Since Terrestrial Energy was published, there have been some important developments. (1) The fracking boom has brought down the price of natural gas, making it a more viable candidate for replacing coal power plants; and (2) The Fukushima nuclear plant disaster in 2011 has made a new wave of US nuclear plants a much tougher sell than Tucker's book anticipates.
Subject to the caveat that it is not entirely up to date, Terrestrial Energy should be a very useful reference for those who want to learn more about energy policy issues.
The title uses the term terrestrial, because nuclear energy exists naturally, deep within the earth.
It presents an argument that energy conservation cannot completely replace the reliance on gigawatt steam generating powerplants. And if you are a believer in global warming, burning coal and natural gas is not the answer. Newer technology nuclear may be a viable alternative. And the problem of radiation has been exaggerated by our government.

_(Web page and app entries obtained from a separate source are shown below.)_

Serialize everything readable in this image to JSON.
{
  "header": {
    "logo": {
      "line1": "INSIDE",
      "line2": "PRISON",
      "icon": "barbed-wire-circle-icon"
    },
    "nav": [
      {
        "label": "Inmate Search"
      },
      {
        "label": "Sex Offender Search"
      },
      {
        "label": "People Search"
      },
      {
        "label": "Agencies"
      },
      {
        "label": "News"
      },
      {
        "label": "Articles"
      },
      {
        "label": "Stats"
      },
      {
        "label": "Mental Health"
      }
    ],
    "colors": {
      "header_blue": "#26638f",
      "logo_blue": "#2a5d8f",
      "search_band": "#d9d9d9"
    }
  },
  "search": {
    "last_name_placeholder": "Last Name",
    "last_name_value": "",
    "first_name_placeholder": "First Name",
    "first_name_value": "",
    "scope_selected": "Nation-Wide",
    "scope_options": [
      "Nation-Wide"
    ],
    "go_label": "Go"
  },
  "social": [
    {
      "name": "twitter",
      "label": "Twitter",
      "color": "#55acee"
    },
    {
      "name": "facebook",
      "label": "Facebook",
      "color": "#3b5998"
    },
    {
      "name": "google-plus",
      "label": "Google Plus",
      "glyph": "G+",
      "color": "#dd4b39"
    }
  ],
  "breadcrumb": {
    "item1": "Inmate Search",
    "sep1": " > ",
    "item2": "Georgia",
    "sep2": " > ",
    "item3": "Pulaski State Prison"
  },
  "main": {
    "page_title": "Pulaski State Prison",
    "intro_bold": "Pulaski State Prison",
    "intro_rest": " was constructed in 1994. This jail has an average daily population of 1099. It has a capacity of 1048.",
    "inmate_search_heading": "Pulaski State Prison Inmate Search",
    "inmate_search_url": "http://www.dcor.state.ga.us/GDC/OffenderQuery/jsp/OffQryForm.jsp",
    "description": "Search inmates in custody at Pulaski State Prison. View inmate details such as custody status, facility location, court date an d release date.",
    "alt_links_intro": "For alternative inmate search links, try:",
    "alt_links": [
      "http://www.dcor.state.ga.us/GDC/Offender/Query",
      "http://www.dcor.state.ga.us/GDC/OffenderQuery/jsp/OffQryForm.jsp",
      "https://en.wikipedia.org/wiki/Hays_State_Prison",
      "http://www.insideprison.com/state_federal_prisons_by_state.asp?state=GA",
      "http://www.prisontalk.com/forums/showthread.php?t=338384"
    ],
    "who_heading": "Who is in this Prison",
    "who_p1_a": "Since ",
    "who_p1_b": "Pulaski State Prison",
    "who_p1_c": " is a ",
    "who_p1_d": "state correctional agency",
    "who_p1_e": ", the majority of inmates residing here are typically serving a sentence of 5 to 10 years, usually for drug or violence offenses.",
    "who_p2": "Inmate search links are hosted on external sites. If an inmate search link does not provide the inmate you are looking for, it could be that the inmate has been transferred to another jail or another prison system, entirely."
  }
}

The book was written before the March 11th disaster in Fukashima, Japan and does not discuss all the disposal issues.
But it does discuss how successive US government administrations have ignored dealing with the disposal and fuel recycling issues. And also that France has secured over 75% electrical generating capacity from nuclear power, which
has greatly reduced their greenhouse gas emissions.
If wind and solar cannot be relied upon for more than 20% of energy output, there needs to be an alternative
that can supply the balance without producing green house gases. Also, coal fired power plants are very dirty
and release more toxins and radiation that other powerplants combined.
In summary, the book has a favorable view of nuclear power and backs up this with facts and information.